Wednesday, 31 March 2010
Tuesday, 30 March 2010
A few years ago, my brother gave me a Lomography Action Sampler camera for my birthday. Basically, instead of just capturing one photo when the button is pressed, the camera takes four pictures a fraction of a second apart. The resulting images all appear on the same print.
In theory, these pics should capture the movement of the subject, or the camera, when the photo was taken. In reality, it doesn't quite work that way. The flash isn't quite in sync with the shutter, so there's often a dark quarter, and I haven't quite gotten used to the framing. But things like these just add to the random nature of the photos. In fact, some of the best pics are ones that have gone wrong, in a traditional sense.
Having gone through all the films I've taken since being given the camera, I've compiled a set of my 40 favourites. In the tradition of the Action Sampler, I'll be splitting these picture over the next 4 entries.
So, without further ado, here's Lomostyle, part 1:
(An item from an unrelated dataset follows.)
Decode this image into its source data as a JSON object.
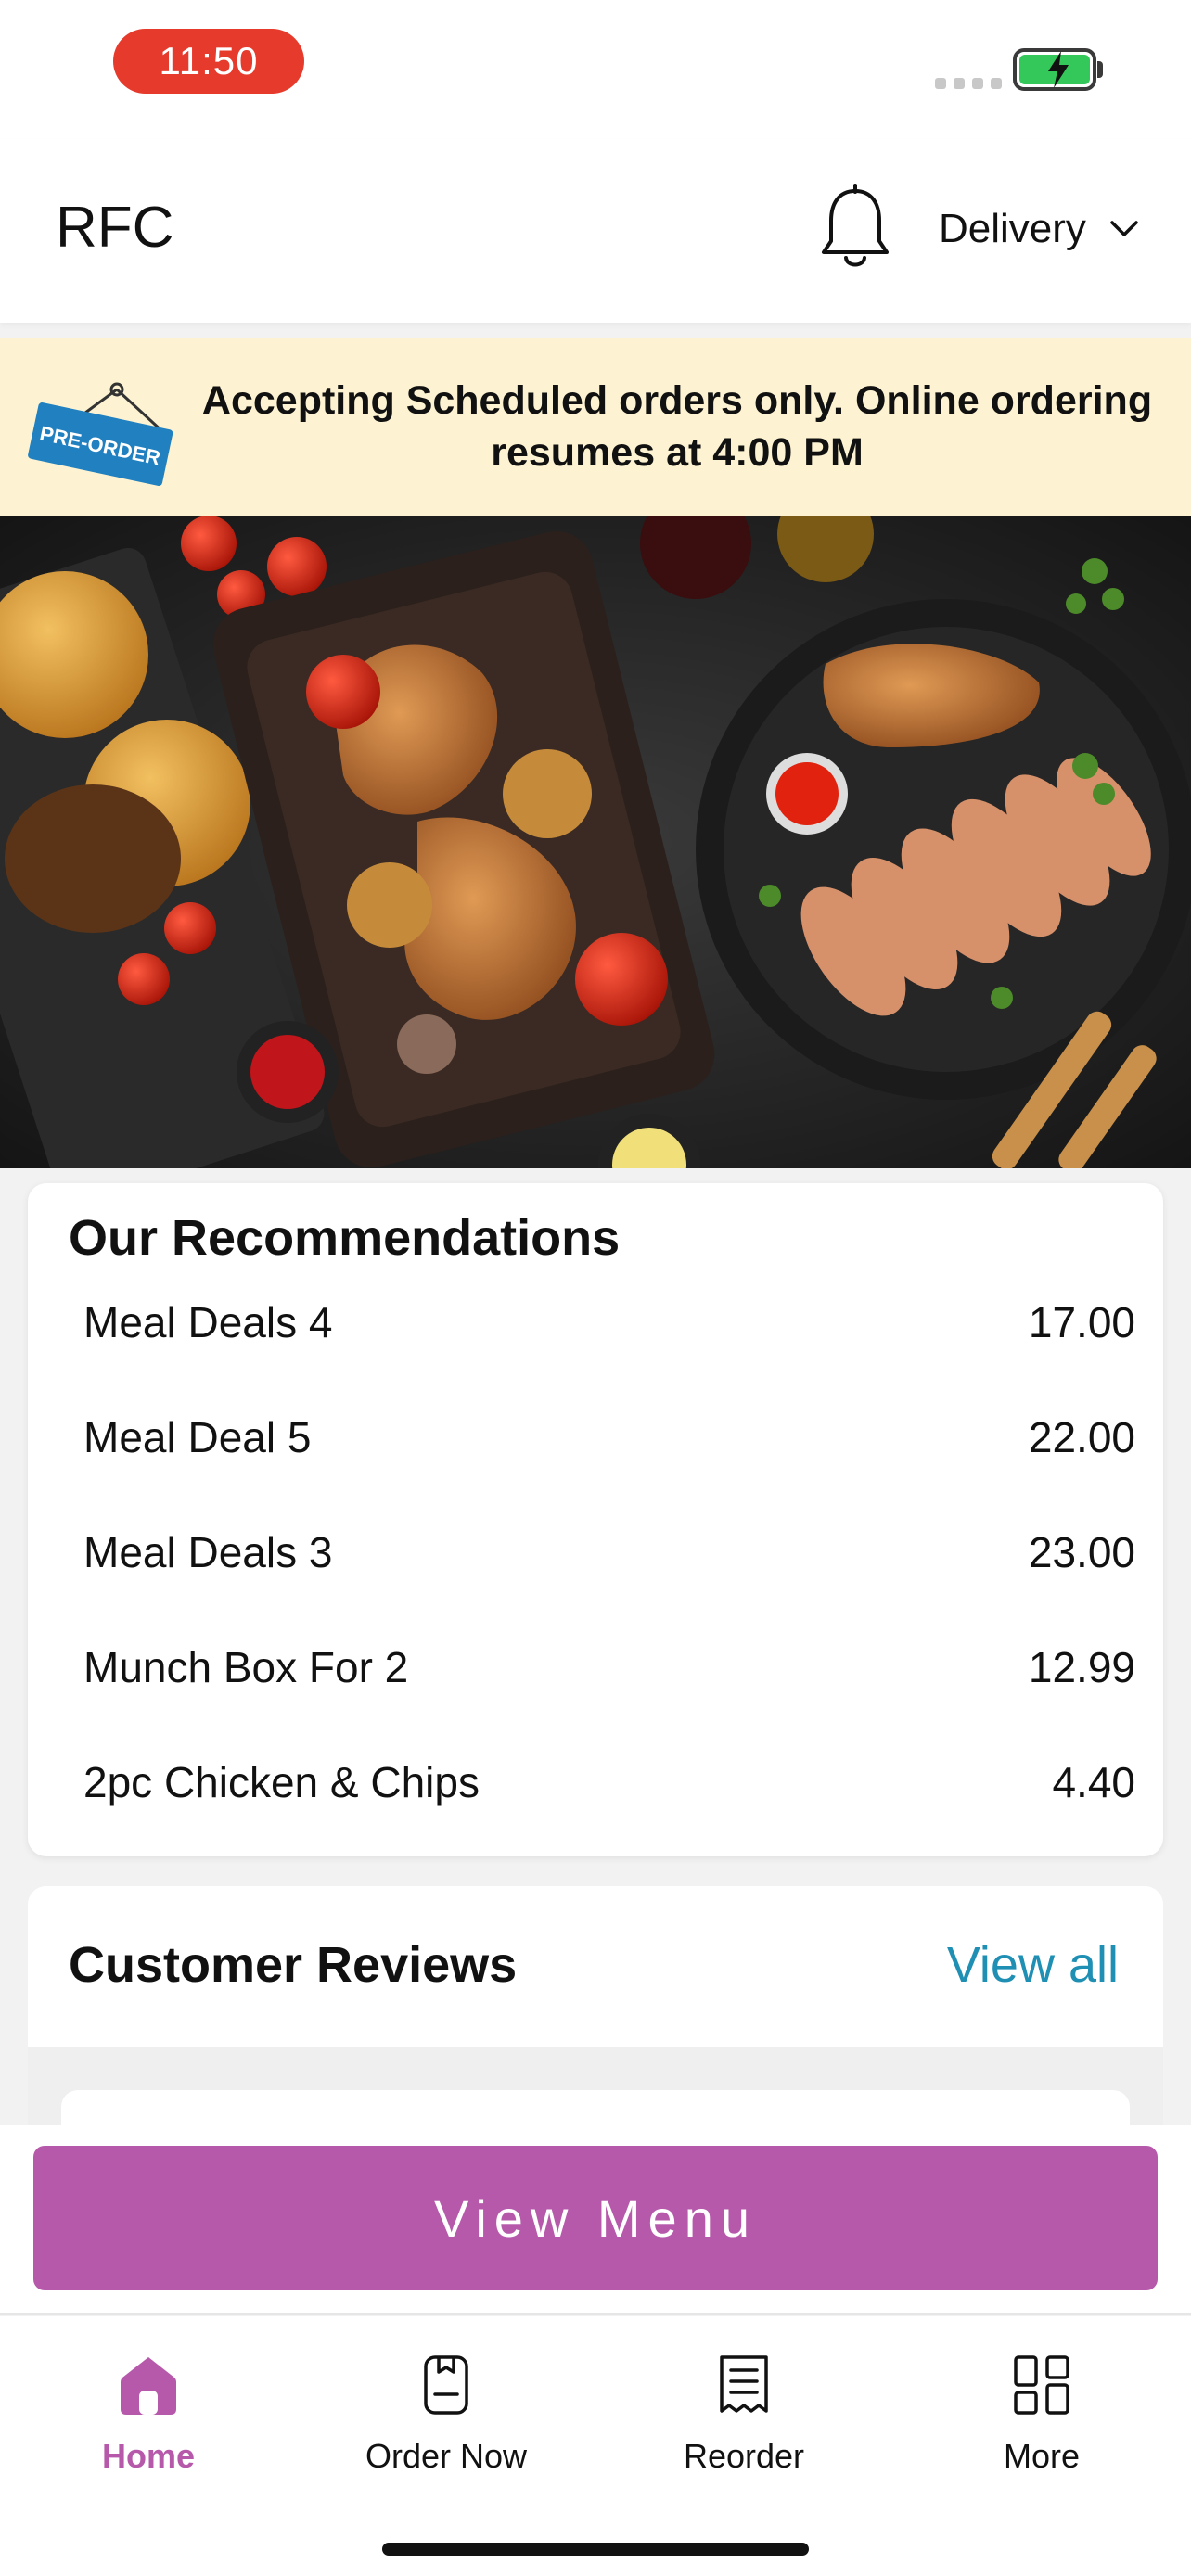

Monday, 15 March 2010
"If the rope goes slack, let go. If you do fall keep your mouth shut."
I've been wakeboarding several times, once in the sea off a Sardinian beach and a couple of times in a lake near Drayton Manor, just outside Birmingham. Slightly different locations, yes, but one thing was constant, I was being towed by a motor boat.
On Saturday, as a joint birthday celebration with Luke, a group of us ventured to the John Battle Water Ski centre, which, in keeping with the theme (no pun intended) set by the brummie ventures, is next to Thorpe Park. The problem with the lake at JBSki is that, instead of a boat, the boarders are towed by a cable. Being pulled by a cable, travelling at a constant speed, is tricky to say the least, and that's where the instructions quoted at the beginning of this post came in.
Essentially, the wakeboarding trip turned into being repeatedly pulled face-first, mouth open (obvs), into a ridiculously cold, murky lake at high speed by a cable I'm pretty sure was designed and built by Skynet.
To make it worse, when I thought I might have mastered the kneeboard that cable beginners have to complete two laps on before graduating to the proper, upright board, I'd come rocketing off in the furthest point of the lake from the start. This meant I would then have to swim to the nearest jetty. You'd have thought that having a board that is essentially buoyant would aid in this matter, but no, of course not. And then, once I'd got to the jetty, I'd had to haul myself onto a thick layer of goose shit of varying freshness. Considering that I only spotted two geese, and I spent a lot of time walking round that sodding lake, that was actually quite impressive.
Another problem was the temperature. Despite the fact that it had supposedly risen in the past week, it was very much still within the period known as 'the coldest time of year for open water'. I'd have loved to carry on, and make it past the first corner on a wakeboard, having so expertly got onto my feet at first attempt, but it was too cold. Really, it was ridiculously cold. Not-fun cold.
Next time, and there probably will be a next time, I think I'll wait for it to warm up, a lot. And for there to be a boat towing me, rather than an unorganic metal wire that corners at extremely wakeboard-unfriendly right angles.
I've been able to look back and laugh though. It was definitely worth going. Save for Luke, who pretty much a pro when it comes to being dragged over water on a board, we were all similarly rubbish. And today, having used muscles that I didn't know I had, or, actually, used areas of my body where having muscles really would have come in handy, I feel like I've been hit by a truck.
But so what, it's my birthday tomorrow!